Spiegel on learning from Kerr and Orlando Bloom how to co-parent:
Spiegel, the child of divorce, says he has learned from Kerr’s harmonious relationship with Orlando Bloom, her ex, as the three of them raise Flynn. They have an open-door policy for Flynn’s friends and their parents.
“This is one of the things I love about Miranda,” Spiegel says. “Everyone is welcome. It’s the Aussie way.” That includes Bloom. “What I saw from Miranda and Orlando was very different from what I experienced,” Spiegel says. “I am in no way a replacement for Flynn’s dad. I feel like [I’m part of] Team Flynn.”
Spiegel on recent Juneteenth filter controversy:
“Our team tried to do the right thing by commemorating Juneteenth, and while many of our efforts resonated with our community, a Lens that we released clearly did not. What began with the best of intentions ended with a reminder of how much work is left to do and overshadowed our broader efforts to educate our community about the legacy of slavery in America and [to] create a society that lives up to our values,”
In 2018 Spiegel and Kerr, through their Spiegel Family Fund, gave $20 million to establish Tubbs’s Stockton Scholars, a citywide scholarship initiative aimed at helping underprivileged students to enroll in and graduate from college.
Spiegel on deciding to stop promoting President Trump’s account in the Discover section:
Trump’s campaign responded by posting on Snapchat that the platform was trying “to rig the 2020 election” and referring to “radical Snapchat CEO Evan Spiegel.” “It’s obviously untrue,” Spiegel says of the vote-rigging allegations. “That’s the rhetoric they use when they’re upset.”
“We’re a business and we can put what we want on our platform,” he says.
Kerr on Spiegel’s impassioned open letter to his team among Black Lives Matter protests:
“He wanted to articulate it in a way that would be very clear,” she says, but what he shared wasn’t new to her. “He’s my husband.
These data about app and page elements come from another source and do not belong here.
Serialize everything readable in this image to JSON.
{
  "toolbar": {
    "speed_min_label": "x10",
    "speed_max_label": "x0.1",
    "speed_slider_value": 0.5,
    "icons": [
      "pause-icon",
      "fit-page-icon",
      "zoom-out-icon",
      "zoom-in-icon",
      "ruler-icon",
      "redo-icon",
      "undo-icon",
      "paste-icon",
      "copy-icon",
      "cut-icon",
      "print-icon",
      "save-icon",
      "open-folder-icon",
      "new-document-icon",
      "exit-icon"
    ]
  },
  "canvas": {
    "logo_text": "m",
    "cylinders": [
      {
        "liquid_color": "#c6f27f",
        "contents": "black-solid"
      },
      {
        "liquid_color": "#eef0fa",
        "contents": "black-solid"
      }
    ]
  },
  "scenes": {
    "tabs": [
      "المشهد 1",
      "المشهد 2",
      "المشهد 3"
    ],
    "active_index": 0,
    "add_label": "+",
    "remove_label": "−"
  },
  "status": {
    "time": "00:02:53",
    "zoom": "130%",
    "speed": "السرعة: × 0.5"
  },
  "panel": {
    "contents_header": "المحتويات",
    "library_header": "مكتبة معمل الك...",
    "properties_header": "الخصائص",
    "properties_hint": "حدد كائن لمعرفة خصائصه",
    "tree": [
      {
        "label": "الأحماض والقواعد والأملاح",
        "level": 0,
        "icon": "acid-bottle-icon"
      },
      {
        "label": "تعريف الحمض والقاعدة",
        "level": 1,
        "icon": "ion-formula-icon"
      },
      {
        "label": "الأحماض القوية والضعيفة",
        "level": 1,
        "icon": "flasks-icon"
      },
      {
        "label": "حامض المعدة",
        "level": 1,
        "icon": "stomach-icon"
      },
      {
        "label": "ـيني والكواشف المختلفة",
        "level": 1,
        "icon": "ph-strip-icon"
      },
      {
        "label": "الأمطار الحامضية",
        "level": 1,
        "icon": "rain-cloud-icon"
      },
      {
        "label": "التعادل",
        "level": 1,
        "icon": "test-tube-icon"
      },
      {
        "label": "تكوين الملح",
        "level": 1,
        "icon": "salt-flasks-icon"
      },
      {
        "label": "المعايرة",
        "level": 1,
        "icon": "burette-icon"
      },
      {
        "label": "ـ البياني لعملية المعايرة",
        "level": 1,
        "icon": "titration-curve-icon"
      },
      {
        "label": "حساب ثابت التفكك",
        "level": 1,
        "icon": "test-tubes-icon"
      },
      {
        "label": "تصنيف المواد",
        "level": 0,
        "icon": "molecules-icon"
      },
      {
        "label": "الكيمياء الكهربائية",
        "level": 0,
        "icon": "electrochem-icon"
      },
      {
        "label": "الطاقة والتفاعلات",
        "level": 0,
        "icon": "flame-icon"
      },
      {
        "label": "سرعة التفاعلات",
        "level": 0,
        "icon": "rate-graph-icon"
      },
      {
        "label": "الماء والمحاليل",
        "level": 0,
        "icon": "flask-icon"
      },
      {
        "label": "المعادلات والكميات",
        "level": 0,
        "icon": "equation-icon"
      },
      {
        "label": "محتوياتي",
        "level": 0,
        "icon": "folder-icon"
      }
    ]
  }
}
I understand where his heart is.”
Spiegel on their contrasting natures:
“OK, we do see the world very differently, and that’s, in my view, a huge strength,” Spiegel says a few minutes later. “There’s nothing more helpful than having someone who loves you, and knows you really well, point out a different perspective,” he adds.
Photo © Daniel Jack Lyons for WSJ. Magazine – www.wsj.com